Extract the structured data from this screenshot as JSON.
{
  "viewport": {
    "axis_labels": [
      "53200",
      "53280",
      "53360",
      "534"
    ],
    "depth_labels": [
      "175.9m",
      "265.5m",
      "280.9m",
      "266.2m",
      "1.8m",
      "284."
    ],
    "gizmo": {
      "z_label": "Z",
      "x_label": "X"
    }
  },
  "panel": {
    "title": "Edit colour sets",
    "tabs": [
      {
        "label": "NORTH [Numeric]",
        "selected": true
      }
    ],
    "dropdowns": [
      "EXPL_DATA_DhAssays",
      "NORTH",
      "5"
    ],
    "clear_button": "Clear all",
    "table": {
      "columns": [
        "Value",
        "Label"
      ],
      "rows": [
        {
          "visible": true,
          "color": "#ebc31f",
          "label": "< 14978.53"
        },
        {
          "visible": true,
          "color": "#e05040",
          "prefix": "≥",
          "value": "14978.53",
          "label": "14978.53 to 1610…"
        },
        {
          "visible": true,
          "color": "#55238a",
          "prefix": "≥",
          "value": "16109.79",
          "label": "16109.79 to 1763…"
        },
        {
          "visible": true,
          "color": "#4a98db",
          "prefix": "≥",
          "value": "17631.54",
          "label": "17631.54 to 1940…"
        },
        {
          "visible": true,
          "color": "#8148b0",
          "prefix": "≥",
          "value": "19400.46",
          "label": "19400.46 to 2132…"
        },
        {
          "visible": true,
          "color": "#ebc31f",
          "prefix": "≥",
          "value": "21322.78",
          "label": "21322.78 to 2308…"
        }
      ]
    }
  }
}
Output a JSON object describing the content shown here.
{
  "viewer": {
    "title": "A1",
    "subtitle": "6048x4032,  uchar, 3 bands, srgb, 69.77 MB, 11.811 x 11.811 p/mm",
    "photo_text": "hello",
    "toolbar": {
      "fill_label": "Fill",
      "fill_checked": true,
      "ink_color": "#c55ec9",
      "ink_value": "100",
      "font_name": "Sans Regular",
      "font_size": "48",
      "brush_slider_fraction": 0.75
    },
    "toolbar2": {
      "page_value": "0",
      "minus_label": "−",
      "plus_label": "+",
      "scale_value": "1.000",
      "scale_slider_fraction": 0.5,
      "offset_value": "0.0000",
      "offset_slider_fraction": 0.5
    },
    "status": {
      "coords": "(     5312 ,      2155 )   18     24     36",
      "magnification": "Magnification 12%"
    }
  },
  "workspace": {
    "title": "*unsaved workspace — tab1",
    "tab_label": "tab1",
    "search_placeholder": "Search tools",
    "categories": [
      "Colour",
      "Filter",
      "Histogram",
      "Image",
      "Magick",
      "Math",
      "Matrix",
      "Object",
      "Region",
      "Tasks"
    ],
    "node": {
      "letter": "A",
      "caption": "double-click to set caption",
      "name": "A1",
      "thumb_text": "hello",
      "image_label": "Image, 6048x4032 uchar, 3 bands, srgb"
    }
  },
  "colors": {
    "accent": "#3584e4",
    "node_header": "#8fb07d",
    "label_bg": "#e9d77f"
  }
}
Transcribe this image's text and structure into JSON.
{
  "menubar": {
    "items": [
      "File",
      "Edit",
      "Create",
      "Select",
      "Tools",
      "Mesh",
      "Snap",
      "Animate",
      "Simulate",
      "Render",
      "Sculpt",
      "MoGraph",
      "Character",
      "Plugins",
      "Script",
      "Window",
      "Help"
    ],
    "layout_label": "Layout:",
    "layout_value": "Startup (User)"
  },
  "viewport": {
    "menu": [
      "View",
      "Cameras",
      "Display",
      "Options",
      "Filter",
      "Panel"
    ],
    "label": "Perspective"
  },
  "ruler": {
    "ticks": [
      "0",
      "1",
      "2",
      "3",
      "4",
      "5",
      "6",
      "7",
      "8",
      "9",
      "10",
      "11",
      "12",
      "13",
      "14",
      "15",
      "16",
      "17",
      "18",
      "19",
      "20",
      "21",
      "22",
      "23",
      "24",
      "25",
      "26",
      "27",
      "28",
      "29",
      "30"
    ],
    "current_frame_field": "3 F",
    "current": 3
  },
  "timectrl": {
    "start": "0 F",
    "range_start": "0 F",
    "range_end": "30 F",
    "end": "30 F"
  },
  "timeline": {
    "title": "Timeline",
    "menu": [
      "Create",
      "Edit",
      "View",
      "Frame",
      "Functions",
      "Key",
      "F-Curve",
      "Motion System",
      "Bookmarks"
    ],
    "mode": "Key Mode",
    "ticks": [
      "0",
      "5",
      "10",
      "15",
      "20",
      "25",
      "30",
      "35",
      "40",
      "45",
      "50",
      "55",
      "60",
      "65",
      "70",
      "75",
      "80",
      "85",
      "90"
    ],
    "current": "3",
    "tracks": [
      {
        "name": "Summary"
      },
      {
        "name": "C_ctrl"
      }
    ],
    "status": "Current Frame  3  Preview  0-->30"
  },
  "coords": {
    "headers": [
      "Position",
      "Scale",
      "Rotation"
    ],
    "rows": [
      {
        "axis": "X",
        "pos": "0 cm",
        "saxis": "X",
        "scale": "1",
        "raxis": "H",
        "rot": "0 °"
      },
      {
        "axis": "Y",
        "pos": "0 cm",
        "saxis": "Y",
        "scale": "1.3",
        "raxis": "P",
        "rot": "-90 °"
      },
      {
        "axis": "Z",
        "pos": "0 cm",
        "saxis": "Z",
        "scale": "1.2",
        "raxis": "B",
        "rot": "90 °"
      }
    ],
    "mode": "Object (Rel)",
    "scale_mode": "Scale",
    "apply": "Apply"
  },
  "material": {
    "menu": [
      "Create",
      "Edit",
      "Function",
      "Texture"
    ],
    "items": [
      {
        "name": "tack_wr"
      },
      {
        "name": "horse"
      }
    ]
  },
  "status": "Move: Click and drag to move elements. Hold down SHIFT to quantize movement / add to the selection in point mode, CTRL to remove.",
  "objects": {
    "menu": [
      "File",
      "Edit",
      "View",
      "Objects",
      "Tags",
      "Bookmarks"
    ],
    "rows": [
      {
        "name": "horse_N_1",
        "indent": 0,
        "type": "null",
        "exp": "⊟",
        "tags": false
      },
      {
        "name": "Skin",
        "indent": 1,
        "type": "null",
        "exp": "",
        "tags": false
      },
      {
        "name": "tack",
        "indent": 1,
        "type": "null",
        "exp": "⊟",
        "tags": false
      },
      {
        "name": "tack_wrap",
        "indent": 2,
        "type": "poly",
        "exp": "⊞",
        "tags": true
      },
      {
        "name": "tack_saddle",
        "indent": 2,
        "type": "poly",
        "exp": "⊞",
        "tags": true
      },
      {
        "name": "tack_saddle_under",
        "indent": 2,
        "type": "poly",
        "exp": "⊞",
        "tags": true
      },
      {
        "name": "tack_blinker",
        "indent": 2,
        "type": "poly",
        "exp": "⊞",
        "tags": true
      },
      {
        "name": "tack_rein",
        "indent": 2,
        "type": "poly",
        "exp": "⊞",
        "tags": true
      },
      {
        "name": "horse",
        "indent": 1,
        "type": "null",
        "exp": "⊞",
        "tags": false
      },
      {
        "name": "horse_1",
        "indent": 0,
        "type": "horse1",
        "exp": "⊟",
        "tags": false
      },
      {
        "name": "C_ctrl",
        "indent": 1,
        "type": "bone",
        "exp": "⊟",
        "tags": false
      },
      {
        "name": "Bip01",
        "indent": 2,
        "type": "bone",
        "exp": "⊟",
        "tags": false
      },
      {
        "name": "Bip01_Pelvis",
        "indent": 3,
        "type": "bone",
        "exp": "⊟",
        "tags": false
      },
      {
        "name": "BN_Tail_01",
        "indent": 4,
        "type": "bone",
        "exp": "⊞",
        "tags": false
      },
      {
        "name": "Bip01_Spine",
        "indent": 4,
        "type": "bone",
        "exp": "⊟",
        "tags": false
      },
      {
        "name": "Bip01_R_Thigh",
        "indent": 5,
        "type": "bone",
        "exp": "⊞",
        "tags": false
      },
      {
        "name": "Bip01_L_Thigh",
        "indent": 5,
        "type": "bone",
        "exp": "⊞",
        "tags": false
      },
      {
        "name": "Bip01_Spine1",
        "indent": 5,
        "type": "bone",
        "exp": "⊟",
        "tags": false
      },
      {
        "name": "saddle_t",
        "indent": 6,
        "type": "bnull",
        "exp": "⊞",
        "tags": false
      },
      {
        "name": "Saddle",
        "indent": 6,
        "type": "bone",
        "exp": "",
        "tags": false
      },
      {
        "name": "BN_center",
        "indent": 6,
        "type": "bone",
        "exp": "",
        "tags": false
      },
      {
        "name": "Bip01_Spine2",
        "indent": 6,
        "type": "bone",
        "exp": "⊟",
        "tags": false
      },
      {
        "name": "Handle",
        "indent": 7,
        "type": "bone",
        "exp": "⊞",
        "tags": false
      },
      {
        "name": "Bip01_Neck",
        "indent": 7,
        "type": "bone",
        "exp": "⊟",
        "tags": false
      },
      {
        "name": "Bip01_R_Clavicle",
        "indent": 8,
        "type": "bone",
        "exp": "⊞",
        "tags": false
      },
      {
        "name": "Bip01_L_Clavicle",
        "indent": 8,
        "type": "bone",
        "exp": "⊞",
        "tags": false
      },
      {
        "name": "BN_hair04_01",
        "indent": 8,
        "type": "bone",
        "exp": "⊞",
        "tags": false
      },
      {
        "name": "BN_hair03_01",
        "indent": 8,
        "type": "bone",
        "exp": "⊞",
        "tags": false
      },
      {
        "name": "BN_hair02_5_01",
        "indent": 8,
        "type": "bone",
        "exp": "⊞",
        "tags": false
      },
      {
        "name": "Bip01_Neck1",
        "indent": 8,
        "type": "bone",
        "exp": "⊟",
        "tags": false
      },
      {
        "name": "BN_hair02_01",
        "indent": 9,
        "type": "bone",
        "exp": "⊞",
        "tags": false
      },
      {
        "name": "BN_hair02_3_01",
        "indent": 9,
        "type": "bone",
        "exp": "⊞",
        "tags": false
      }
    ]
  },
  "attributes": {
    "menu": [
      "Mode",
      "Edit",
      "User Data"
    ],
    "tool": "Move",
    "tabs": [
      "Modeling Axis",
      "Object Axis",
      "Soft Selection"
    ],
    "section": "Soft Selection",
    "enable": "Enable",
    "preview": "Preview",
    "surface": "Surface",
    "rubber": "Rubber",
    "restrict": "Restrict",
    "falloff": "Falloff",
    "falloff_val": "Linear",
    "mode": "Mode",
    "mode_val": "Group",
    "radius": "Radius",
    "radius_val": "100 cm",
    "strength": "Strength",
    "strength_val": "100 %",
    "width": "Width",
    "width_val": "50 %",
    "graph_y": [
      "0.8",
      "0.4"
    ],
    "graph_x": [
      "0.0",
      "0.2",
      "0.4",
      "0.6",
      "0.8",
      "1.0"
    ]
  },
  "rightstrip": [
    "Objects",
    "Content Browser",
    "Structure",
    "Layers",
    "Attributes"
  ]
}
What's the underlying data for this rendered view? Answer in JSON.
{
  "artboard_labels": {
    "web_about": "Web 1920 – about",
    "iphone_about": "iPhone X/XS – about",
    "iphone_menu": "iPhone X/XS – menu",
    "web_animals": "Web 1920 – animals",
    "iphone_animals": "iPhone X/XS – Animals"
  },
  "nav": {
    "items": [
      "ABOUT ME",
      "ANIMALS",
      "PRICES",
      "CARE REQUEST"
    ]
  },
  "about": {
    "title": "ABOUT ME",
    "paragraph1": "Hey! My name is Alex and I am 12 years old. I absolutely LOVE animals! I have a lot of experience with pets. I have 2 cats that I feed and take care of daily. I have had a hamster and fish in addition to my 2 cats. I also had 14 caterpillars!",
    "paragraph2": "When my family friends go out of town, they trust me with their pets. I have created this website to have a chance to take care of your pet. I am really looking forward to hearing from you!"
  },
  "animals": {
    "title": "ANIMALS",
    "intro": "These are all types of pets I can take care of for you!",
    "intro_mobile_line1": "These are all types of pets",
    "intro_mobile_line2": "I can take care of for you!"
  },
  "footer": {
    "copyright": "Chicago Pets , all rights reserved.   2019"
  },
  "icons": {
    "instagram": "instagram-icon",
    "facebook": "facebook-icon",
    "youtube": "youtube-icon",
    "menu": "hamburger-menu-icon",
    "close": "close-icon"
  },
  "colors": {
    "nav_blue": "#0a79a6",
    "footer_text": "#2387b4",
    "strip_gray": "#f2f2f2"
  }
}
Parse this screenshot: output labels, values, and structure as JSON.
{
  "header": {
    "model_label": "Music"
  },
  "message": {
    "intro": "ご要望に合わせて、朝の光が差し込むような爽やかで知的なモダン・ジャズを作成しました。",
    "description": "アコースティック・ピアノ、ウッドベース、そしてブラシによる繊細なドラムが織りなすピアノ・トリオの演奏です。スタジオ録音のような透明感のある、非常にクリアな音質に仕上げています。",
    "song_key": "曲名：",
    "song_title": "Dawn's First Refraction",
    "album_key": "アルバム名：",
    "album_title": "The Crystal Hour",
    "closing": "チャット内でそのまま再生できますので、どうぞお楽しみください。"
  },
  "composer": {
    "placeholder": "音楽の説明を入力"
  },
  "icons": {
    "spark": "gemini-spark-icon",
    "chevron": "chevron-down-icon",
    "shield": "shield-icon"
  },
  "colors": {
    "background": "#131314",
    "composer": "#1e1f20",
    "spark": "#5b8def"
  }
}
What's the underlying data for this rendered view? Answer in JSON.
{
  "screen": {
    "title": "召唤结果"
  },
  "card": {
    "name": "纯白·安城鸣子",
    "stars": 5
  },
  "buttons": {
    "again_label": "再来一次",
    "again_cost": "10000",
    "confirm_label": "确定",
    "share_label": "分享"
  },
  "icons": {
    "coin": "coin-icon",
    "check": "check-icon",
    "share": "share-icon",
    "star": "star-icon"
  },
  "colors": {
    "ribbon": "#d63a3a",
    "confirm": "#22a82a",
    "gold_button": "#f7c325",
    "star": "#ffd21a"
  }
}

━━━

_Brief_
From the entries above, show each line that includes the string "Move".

_Reply_
  "status": "Move: Click and drag to move elements. Hold down SHIFT to quantize movement / add to the selection in point mode, CTRL to remove.",
    "tool": "Move",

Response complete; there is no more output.